The star of Notting Hill and the upcoming Florence Foster Jenkins received the honour at the BFI’s annual Chairman’s Dinner.
The BFI has bestowed its highest honour, the BFI Fellowship, on BAFTA and Golden Globe-winning actor Hugh Grant.
The British actor received the award during the BFI’s annual Chairman’s Dinner, which took place this evening at London’s Corinthia Hotel and also served as Greg Dyke’s retirement dinner as BFI chair.
Recent recipients include Oscar-winner Cate Blanchett and comedy icon Mel Brooks, who both received the honour last year. Other previous Fellowship recipients include Ralph Fiennes, Dame Judi Dench and Orson Welles.
BFI chairman Greg Dyke said of Grant: “With impeccable comic timing and huge doses of his unique, ironic self-deprecating and very British charm, Hugh always pulls off the hardest thing of all – a seemingly effortless performance. I can assure you it’s not. Hugh’s acting talents are prodigious and his contribution to cinema enormous.

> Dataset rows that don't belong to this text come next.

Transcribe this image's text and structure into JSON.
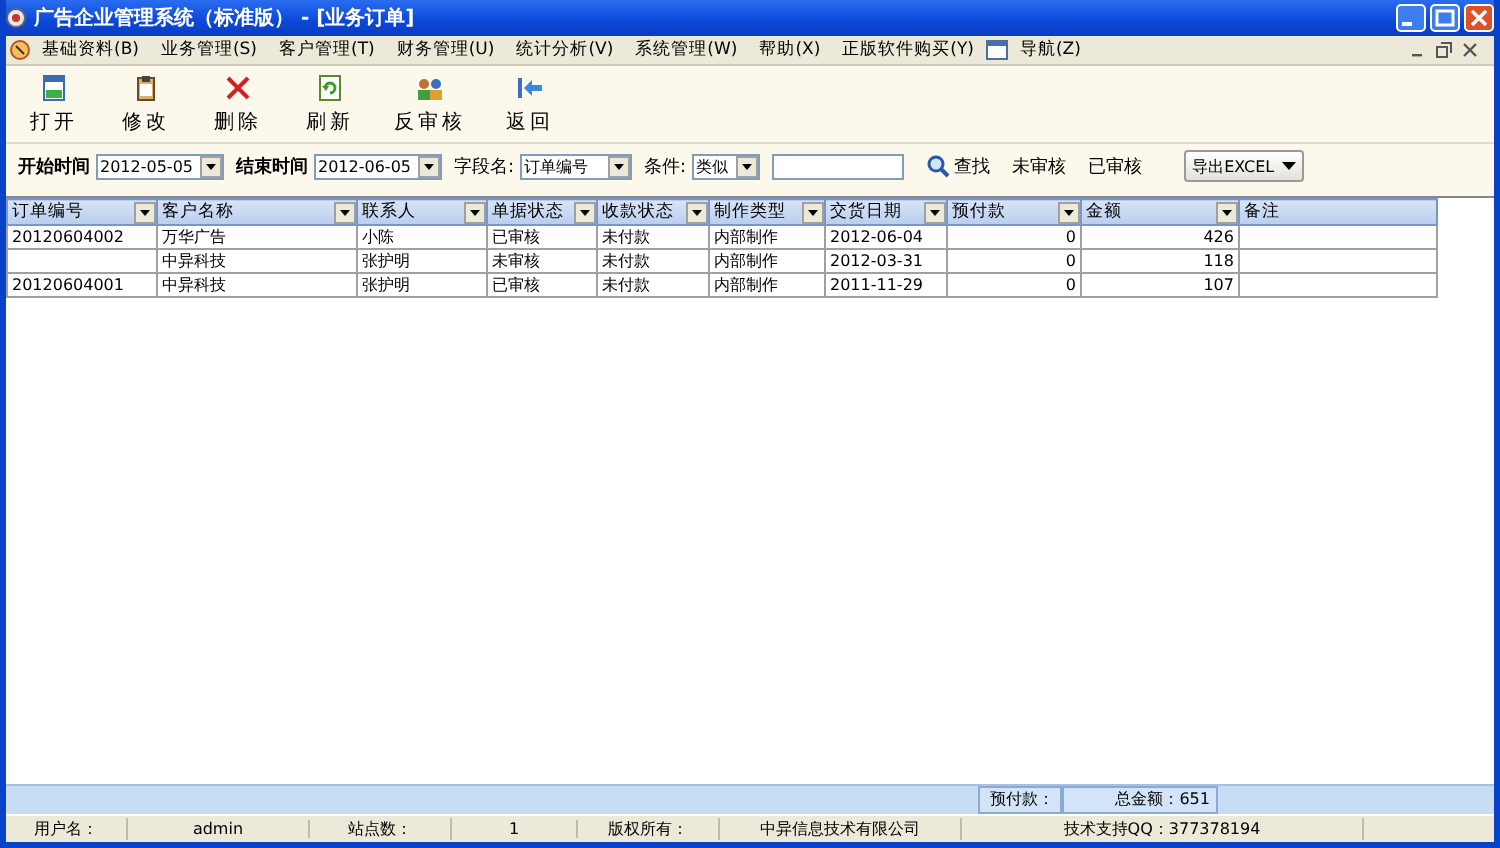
{
  "window": {
    "title": "广告企业管理系统（标准版） - [业务订单]"
  },
  "menu": [
    "基础资料(B)",
    "业务管理(S)",
    "客户管理(T)",
    "财务管理(U)",
    "统计分析(V)",
    "系统管理(W)",
    "帮助(X)",
    "正版软件购买(Y)",
    "导航(Z)"
  ],
  "toolbar": [
    {
      "label": "打开",
      "kind": "open"
    },
    {
      "label": "修改",
      "kind": "edit"
    },
    {
      "label": "删除",
      "kind": "delete"
    },
    {
      "label": "刷新",
      "kind": "refresh"
    },
    {
      "label": "反审核",
      "kind": "unaudit"
    },
    {
      "label": "返回",
      "kind": "back"
    }
  ],
  "filter": {
    "start_label": "开始时间",
    "start_value": "2012-05-05",
    "end_label": "结束时间",
    "end_value": "2012-06-05",
    "field_label": "字段名:",
    "field_value": "订单编号",
    "cond_label": "条件:",
    "cond_value": "类似",
    "search": "查找",
    "links": [
      "未审核",
      "已审核"
    ],
    "export": "导出EXCEL"
  },
  "table": {
    "columns": [
      {
        "label": "订单编号",
        "kind": "text"
      },
      {
        "label": "客户名称",
        "kind": "text"
      },
      {
        "label": "联系人",
        "kind": "text"
      },
      {
        "label": "单据状态",
        "kind": "text"
      },
      {
        "label": "收款状态",
        "kind": "text"
      },
      {
        "label": "制作类型",
        "kind": "text"
      },
      {
        "label": "交货日期",
        "kind": "text"
      },
      {
        "label": "预付款",
        "kind": "number"
      },
      {
        "label": "金额",
        "kind": "number"
      },
      {
        "label": "备注",
        "kind": "text"
      }
    ],
    "rows": [
      {
        "cells": [
          "20120604002",
          "万华广告",
          "小陈",
          "已审核",
          "未付款",
          "内部制作",
          "2012-06-04",
          "0",
          "426"
        ]
      },
      {
        "cells": [
          "",
          "中异科技",
          "张护明",
          "未审核",
          "未付款",
          "内部制作",
          "2012-03-31",
          "0",
          "118"
        ]
      },
      {
        "cells": [
          "20120604001",
          "中异科技",
          "张护明",
          "已审核",
          "未付款",
          "内部制作",
          "2011-11-29",
          "0",
          "107"
        ]
      }
    ]
  },
  "summary": [
    "预付款：",
    "总金额：651"
  ],
  "status_bar": [
    "用户名：",
    "admin",
    "站点数：",
    "1",
    "版权所有：",
    "中异信息技术有限公司",
    "技术支持QQ：377378194"
  ]
}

“He is a British icon and has been making literally billions of people all over the world laugh, cry - and fall in love with him of course - for over 30 years.”
Grant is best known for Four Weddings And A Funeral (1994), Notting Hill (1999), Bridget Jones’s Diary (2001), About A Boy (2002) and Love Actually (2003).
More recently, he took roles in Cloud Atlas (2012) and The Man From UNCLE (2015) and will next be seen opposite Meryl Streep in Stephen Frears’ Florence Foster Jenkins, set for UK release on May 6, which tells story of a New York heiress who dreamed of becoming an opera singer.